  • 2. What does Morton mean by the “Ecological Thought”? What are some ways he defines the term? Are you ever satisfied with definition?
  • 3. Describe the organizational strategy of this chapter? How does it differ from the way Nixon and Clark set up their chapters?
  • 4. How/why does what Morton calls the ecological though disrupt time? What does he mean when he says things such as, “In some strong sense, the ecological thought rigorously comes afterward–it is always to come, somewhere in the future. In its fullest scope, it will have been thought at some undefined point” (3)?

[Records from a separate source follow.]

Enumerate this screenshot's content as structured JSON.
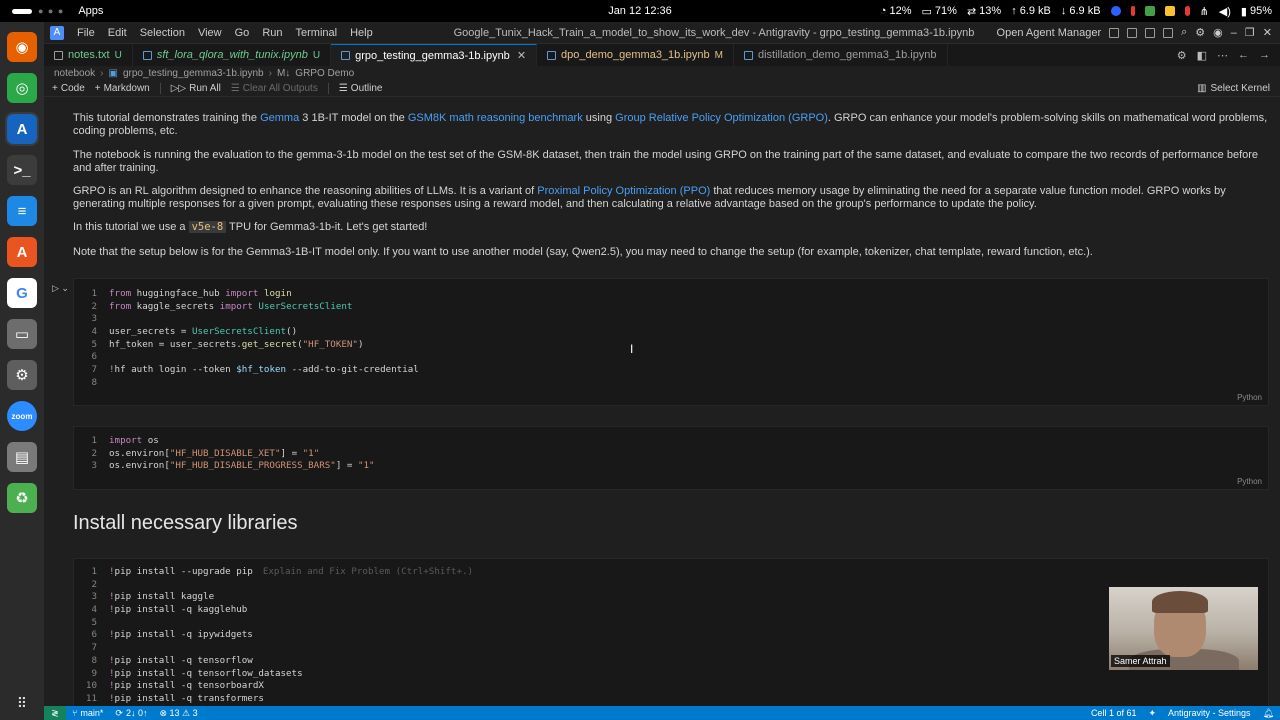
{
  "system_bar": {
    "apps_label": "Apps",
    "clock": "Jan 12  12:36",
    "stats": [
      {
        "icon": "cpu-icon",
        "value": "12%"
      },
      {
        "icon": "memory-icon",
        "value": "71%"
      },
      {
        "icon": "swap-icon",
        "value": "13%"
      },
      {
        "icon": "upload-icon",
        "value": "6.9 kB"
      },
      {
        "icon": "download-icon",
        "value": "6.9 kB"
      }
    ],
    "battery": "95%"
  },
  "dock": [
    {
      "name": "firefox-icon",
      "glyph": "◉",
      "color": "#e66000"
    },
    {
      "name": "chrome-icon",
      "glyph": "◎",
      "color": "#2aa84a"
    },
    {
      "name": "antigravity-icon",
      "glyph": "A",
      "color": "#1565c0"
    },
    {
      "name": "terminal-icon",
      "glyph": ">_",
      "color": "#3c3c3c"
    },
    {
      "name": "document-icon",
      "glyph": "≡",
      "color": "#1e88e5"
    },
    {
      "name": "app-store-icon",
      "glyph": "A",
      "color": "#e95420"
    },
    {
      "name": "google-icon",
      "glyph": "G",
      "color": "#ffffff"
    },
    {
      "name": "files-icon",
      "glyph": "▭",
      "color": "#6d6d6d"
    },
    {
      "name": "settings-icon",
      "glyph": "⚙",
      "color": "#5e5e5e"
    },
    {
      "name": "zoom-icon",
      "glyph": "zoom",
      "color": "#2d8cff"
    },
    {
      "name": "archive-icon",
      "glyph": "▤",
      "color": "#7a7a7a"
    },
    {
      "name": "trash-icon",
      "glyph": "♻",
      "color": "#4caf50"
    }
  ],
  "menu": [
    "File",
    "Edit",
    "Selection",
    "View",
    "Go",
    "Run",
    "Terminal",
    "Help"
  ],
  "window_title": "Google_Tunix_Hack_Train_a_model_to_show_its_work_dev - Antigravity - grpo_testing_gemma3-1b.ipynb",
  "agent_manager": "Open Agent Manager",
  "tabs": [
    {
      "label": "notes.txt",
      "mark": "U",
      "active": false,
      "color": "#73c991"
    },
    {
      "label": "sft_lora_qlora_with_tunix.ipynb",
      "mark": "U",
      "active": false,
      "color": "#73c991"
    },
    {
      "label": "grpo_testing_gemma3-1b.ipynb",
      "mark": "",
      "active": true,
      "color": "#ffffff"
    },
    {
      "label": "dpo_demo_gemma3_1b.ipynb",
      "mark": "M",
      "active": false,
      "color": "#e2c08d"
    },
    {
      "label": "distillation_demo_gemma3_1b.ipynb",
      "mark": "",
      "active": false,
      "color": "#9d9d9d"
    }
  ],
  "breadcrumb": [
    "notebook",
    "grpo_testing_gemma3-1b.ipynb",
    "GRPO Demo"
  ],
  "toolbar": {
    "code": "Code",
    "markdown": "Markdown",
    "run_all": "Run All",
    "clear_outputs": "Clear All Outputs",
    "outline": "Outline",
    "select_kernel": "Select Kernel"
  },
  "markdown": {
    "p1_a": "This tutorial demonstrates training the ",
    "p1_link1": "Gemma",
    "p1_b": " 3 1B-IT model on the ",
    "p1_link2": "GSM8K math reasoning benchmark",
    "p1_c": " using ",
    "p1_link3": "Group Relative Policy Optimization (GRPO)",
    "p1_d": ". GRPO can enhance your model's problem-solving skills on mathematical word problems, coding problems, etc.",
    "p2": "The notebook is running the evaluation to the gemma-3-1b model on the test set of the GSM-8K dataset, then train the model using GRPO on the training part of the same dataset, and evaluate to compare the two records of performance before and after training.",
    "p3_a": "GRPO is an RL algorithm designed to enhance the reasoning abilities of LLMs. It is a variant of ",
    "p3_link": "Proximal Policy Optimization (PPO)",
    "p3_b": " that reduces memory usage by eliminating the need for a separate value function model. GRPO works by generating multiple responses for a given prompt, evaluating these responses using a reward model, and then calculating a relative advantage based on the group's performance to update the policy.",
    "p4_a": "In this tutorial we use a ",
    "p4_code": "v5e-8",
    "p4_b": " TPU for Gemma3-1b-it. Let's get started!",
    "p5": "Note that the setup below is for the Gemma3-1B-IT model only. If you want to use another model (say, Qwen2.5), you may need to change the setup (for example, tokenizer, chat template, reward function, etc.).",
    "heading": "Install necessary libraries"
  },
  "cells": {
    "cell1": {
      "lang": "Python",
      "lines": [
        {
          "n": "1",
          "t": "from huggingface_hub import login"
        },
        {
          "n": "2",
          "t": "from kaggle_secrets import UserSecretsClient"
        },
        {
          "n": "3",
          "t": ""
        },
        {
          "n": "4",
          "t": "user_secrets = UserSecretsClient()"
        },
        {
          "n": "5",
          "t": "hf_token = user_secrets.get_secret(\"HF_TOKEN\")"
        },
        {
          "n": "6",
          "t": ""
        },
        {
          "n": "7",
          "t": "!hf auth login --token $hf_token --add-to-git-credential"
        },
        {
          "n": "8",
          "t": ""
        }
      ]
    },
    "cell2": {
      "lang": "Python",
      "lines": [
        {
          "n": "1",
          "t": "import os"
        },
        {
          "n": "2",
          "t": "os.environ[\"HF_HUB_DISABLE_XET\"] = \"1\""
        },
        {
          "n": "3",
          "t": "os.environ[\"HF_HUB_DISABLE_PROGRESS_BARS\"] = \"1\""
        }
      ]
    },
    "cell3": {
      "lines": [
        {
          "n": "1",
          "t": "!pip install --upgrade pip",
          "hint": "Explain and Fix Problem (Ctrl+Shift+.)"
        },
        {
          "n": "2",
          "t": ""
        },
        {
          "n": "3",
          "t": "!pip install kaggle"
        },
        {
          "n": "4",
          "t": "!pip install -q kagglehub"
        },
        {
          "n": "5",
          "t": ""
        },
        {
          "n": "6",
          "t": "!pip install -q ipywidgets"
        },
        {
          "n": "7",
          "t": ""
        },
        {
          "n": "8",
          "t": "!pip install -q tensorflow"
        },
        {
          "n": "9",
          "t": "!pip install -q tensorflow_datasets"
        },
        {
          "n": "10",
          "t": "!pip install -q tensorboardX"
        },
        {
          "n": "11",
          "t": "!pip install -q transformers"
        }
      ]
    }
  },
  "webcam": {
    "name": "Samer Attrah"
  },
  "statusbar": {
    "branch": "main*",
    "sync": "2↓ 0↑",
    "problems": "⊗ 13 ⚠ 3",
    "cell_pos": "Cell 1 of 61",
    "settings": "Antigravity - Settings"
  }
}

  • 5. Why do we have to let go of “Nature” to have ecology?
  • 6. What does the term “Nature” describe according to Morton? Why is “Nature” a problem in his estimation?  
  • 7. What happens to the concept of personhood (or even species) when it expands under the ecological though? OR, what does Morton mean when he says that “The ecological though fans out into questions concerning cyborgs, artificial intelligence, and the irreducible uncertainty over what counts as a person” (8)?
  • 8. Why do “all artworks…have an irreducibly ecological form” (11)?
  • 9. What sort of interaction between the sciences and the humanities does Morton propose and why?
  • 10. Why doesn’t Morton talk abut “theory” more explicitly? Or, what choices do think he has made in this chapter to be more accessible to non-specialists?